» WHAT YOU HAVE TO DO: Say how many lines in this listing include the word "JSON", with no other words in the reply.
*** MATERIAL PROVIDED Section Begins ***
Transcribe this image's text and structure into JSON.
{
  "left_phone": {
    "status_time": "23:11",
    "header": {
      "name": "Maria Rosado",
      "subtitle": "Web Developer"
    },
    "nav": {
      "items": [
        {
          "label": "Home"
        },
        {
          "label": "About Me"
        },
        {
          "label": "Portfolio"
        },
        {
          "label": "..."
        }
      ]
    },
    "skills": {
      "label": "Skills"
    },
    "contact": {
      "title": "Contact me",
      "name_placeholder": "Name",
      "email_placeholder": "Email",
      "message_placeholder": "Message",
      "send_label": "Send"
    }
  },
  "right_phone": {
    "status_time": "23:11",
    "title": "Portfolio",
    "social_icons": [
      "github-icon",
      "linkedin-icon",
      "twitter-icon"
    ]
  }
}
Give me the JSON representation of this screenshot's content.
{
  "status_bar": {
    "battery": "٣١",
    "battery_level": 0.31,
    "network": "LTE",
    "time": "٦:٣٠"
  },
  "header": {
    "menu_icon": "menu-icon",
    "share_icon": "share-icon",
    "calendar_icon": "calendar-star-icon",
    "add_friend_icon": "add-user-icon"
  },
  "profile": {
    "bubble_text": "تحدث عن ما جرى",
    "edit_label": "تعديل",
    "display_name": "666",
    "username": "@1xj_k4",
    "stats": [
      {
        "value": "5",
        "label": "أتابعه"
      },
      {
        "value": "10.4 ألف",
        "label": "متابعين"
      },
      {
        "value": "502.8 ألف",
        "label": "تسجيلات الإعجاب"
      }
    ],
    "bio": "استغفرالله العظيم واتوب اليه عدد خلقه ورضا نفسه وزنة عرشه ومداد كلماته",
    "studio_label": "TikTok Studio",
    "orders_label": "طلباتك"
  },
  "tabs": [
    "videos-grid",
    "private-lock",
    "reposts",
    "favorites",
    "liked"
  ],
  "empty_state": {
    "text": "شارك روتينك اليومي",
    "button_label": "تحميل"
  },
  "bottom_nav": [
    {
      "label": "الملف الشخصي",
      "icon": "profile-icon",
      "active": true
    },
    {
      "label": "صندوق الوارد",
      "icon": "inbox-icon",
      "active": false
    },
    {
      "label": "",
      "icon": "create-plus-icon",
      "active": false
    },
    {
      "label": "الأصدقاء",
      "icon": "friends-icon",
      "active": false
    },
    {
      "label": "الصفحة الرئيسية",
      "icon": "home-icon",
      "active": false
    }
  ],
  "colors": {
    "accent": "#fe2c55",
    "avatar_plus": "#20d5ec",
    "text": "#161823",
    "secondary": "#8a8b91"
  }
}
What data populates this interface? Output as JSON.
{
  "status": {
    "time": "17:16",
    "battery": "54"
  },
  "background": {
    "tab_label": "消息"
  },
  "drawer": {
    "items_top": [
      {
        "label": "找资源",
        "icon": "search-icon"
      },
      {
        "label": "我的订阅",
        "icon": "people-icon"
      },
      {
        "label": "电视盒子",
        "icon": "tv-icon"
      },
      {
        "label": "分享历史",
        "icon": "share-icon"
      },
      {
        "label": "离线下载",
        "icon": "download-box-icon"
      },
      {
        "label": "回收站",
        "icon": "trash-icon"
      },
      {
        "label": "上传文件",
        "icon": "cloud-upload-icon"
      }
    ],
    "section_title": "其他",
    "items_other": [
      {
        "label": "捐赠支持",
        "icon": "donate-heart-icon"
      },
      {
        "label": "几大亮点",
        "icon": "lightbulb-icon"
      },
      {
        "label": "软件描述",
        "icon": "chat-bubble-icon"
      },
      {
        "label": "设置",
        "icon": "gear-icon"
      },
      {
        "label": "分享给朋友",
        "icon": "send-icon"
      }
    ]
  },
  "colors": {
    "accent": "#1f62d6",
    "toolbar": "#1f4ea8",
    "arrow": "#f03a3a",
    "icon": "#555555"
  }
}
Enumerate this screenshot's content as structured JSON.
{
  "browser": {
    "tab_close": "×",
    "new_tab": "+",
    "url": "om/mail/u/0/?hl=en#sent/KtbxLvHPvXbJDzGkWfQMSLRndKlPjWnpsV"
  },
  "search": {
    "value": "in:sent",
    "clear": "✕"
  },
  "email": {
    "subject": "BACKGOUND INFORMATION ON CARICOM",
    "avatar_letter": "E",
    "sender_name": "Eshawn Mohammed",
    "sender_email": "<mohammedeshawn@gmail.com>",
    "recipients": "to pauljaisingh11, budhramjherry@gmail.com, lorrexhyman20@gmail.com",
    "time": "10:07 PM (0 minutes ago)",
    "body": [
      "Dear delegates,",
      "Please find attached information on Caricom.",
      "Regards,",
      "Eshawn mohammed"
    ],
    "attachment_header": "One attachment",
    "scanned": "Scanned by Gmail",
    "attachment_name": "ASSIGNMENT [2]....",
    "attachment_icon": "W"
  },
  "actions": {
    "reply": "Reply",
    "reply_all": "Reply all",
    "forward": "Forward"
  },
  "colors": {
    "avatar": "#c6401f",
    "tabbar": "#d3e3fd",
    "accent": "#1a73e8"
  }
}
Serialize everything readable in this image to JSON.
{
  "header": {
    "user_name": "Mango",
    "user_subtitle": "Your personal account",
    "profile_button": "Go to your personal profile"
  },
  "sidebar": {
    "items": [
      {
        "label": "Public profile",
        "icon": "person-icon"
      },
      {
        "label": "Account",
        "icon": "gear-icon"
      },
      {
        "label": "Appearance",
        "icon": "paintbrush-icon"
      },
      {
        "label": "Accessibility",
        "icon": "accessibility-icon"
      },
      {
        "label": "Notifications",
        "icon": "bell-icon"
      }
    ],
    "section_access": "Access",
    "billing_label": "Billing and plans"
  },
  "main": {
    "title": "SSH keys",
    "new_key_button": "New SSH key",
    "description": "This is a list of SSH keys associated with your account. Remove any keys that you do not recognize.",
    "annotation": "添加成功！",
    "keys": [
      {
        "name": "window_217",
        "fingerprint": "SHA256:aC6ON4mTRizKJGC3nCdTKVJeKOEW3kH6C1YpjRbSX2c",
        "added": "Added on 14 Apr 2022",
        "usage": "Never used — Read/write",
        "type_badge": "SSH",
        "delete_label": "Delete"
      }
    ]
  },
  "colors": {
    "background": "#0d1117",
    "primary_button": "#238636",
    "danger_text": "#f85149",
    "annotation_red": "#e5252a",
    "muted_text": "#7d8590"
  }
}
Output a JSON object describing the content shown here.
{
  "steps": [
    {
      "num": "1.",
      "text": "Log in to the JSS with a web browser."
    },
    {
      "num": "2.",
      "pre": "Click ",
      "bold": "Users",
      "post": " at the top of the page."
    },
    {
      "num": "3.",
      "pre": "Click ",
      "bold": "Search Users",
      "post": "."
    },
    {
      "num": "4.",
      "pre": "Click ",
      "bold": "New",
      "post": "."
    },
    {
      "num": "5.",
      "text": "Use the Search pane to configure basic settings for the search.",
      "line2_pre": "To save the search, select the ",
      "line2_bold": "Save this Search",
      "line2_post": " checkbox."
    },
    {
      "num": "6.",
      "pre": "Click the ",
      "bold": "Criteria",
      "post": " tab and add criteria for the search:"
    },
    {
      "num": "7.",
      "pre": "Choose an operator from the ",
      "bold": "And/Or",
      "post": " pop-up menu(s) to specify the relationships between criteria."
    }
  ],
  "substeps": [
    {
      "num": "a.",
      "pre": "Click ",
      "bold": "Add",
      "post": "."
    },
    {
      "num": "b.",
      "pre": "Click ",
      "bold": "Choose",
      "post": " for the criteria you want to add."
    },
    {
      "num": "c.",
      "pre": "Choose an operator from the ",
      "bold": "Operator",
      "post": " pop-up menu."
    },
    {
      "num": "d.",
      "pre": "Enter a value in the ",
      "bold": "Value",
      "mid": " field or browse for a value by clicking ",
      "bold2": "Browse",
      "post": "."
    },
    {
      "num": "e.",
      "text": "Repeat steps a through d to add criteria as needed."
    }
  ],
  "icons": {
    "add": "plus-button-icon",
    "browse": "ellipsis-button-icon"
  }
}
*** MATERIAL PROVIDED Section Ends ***
» RESULT: 6